Bump in beef sales to China expected to continue

Geneseo Republic
U.S. beef exports to China increased more than 1,000% in the first half of the year. RaboResearch and Animal Protein Senior Vice President Don Close expects the upward trend to continue.

By DANIEL GRANT

FarmWeek

Substantial growth of U.S. beef exports to China this year could be the start of a new, long-term trend rather than just a flash in the pan, according to a Rabobank report.

U.S. beef sales to China increased more than 1,000% in volume and value ($622.5 million) the first half of the year. And the market shows no signs of slowing, according to Don Close, senior vice president of RaboResearch and Animal Protein.

“It’s been an incredible story,” Close told FarmWeek. “If you look at the strength in cattle and beef prices globally, it all points back to just how much beef demand in China is driving the market.”

How did beef consumption become so much more popular in China, the world’s top producer and consumer of pork? Close believes several factors came together to enhance the shift.

“What’s driving it has been, first off, ASF (African swine fever). It drove hog and pork prices to levels that narrowed the price spread in China between beef and pork and stimulated a lot more (beef) sales,” Close said. “And then with COVID, people learned to start cooking (beef) at home, and that’s where consumption really ratcheted up. Traditionally, beef consumption in China was away from home.”

Improved market access under the Phase One Economic and Trade Agreement also helped position the U.S. as a greater player in the Chinese beef market. And, the Rabobank report predicts strong beef sales to China will continue.

“Given the circumstances of changing eating habits and changing taste preferences in China, and their inability to substantially increase their own cattle and beef production, (the Chinese) will be a major import player on the beef side for quite some time,” Close said.

Overall, U.S. beef exports increased 18% the first half of the year, compared to the same time last year, valued at a record $4.64 billion.

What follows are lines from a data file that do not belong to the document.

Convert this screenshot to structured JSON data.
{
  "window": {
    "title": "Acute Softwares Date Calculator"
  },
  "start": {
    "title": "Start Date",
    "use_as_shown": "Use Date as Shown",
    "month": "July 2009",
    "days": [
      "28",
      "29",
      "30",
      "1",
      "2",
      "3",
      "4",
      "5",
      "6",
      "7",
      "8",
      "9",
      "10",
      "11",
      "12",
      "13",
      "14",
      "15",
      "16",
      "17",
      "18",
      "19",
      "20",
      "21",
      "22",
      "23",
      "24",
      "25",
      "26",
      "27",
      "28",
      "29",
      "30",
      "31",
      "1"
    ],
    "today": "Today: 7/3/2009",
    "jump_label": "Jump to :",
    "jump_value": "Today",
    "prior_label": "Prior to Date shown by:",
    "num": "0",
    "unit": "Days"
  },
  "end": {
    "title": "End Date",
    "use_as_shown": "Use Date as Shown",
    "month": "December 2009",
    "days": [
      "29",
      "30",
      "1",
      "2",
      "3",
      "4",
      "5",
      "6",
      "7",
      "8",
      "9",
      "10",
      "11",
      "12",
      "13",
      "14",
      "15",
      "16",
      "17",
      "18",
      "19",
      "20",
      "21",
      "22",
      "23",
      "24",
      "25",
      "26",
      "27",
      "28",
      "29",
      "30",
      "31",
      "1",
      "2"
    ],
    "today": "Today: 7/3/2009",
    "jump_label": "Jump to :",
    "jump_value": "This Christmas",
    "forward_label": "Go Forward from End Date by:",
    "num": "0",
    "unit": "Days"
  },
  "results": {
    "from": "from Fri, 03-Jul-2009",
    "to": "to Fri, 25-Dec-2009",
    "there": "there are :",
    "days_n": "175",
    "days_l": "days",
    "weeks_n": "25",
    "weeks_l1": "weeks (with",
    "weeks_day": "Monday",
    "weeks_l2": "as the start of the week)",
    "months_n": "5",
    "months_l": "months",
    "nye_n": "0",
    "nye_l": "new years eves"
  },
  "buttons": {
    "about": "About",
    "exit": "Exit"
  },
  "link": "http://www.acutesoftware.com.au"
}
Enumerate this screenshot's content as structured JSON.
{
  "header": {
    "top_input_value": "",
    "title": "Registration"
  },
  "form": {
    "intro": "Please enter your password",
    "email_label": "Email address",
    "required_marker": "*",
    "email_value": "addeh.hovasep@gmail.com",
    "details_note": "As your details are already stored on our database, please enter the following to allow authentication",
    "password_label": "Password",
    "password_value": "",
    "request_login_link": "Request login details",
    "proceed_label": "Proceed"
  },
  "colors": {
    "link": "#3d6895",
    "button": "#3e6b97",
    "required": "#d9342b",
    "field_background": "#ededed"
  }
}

U.S. beef sales to the top two markets, Japan and South Korea, also increased while sales to Mexico, a critical destination for rounds and other underutilized cuts, increased 15% in volume the first half of the year, the U.S. Meat Export Federation reported.

Exports equated to about $351 per head of fed slaughter in June and could help drive better cattle price opportunities.

“There’s no doubt there’s been tremendous frustration in the domestic market. It all has to do with leverage,” Close said. “The available supply of market ready cattle overpowered our slaughter capacity and the leverage vastly shifted in favor of the packer. If you take the July cattle on feed and inventory reports, we’ve finally worked through the huge backlog of cattle and we’ve had three months of lower placements,” he continued. “As we get to the third and fourth quarters, the available supply of cattle will show a noticeable contraction,” which should support cattle prices.

Rabobank’s China beef market report also found the Chinese generally view cattle as a “sustainable superstar,” Close said.

“They’re placing cattle with small producers as income enhancements,” he added. “And they’re paying them to feed a lot of forages and field waste that they traditionally burned.”

This story was distributed through a cooperative project between Illinois Farm Bureau and the Illinois Press Association. For more food and farming news, visit FarmWeekNow.com.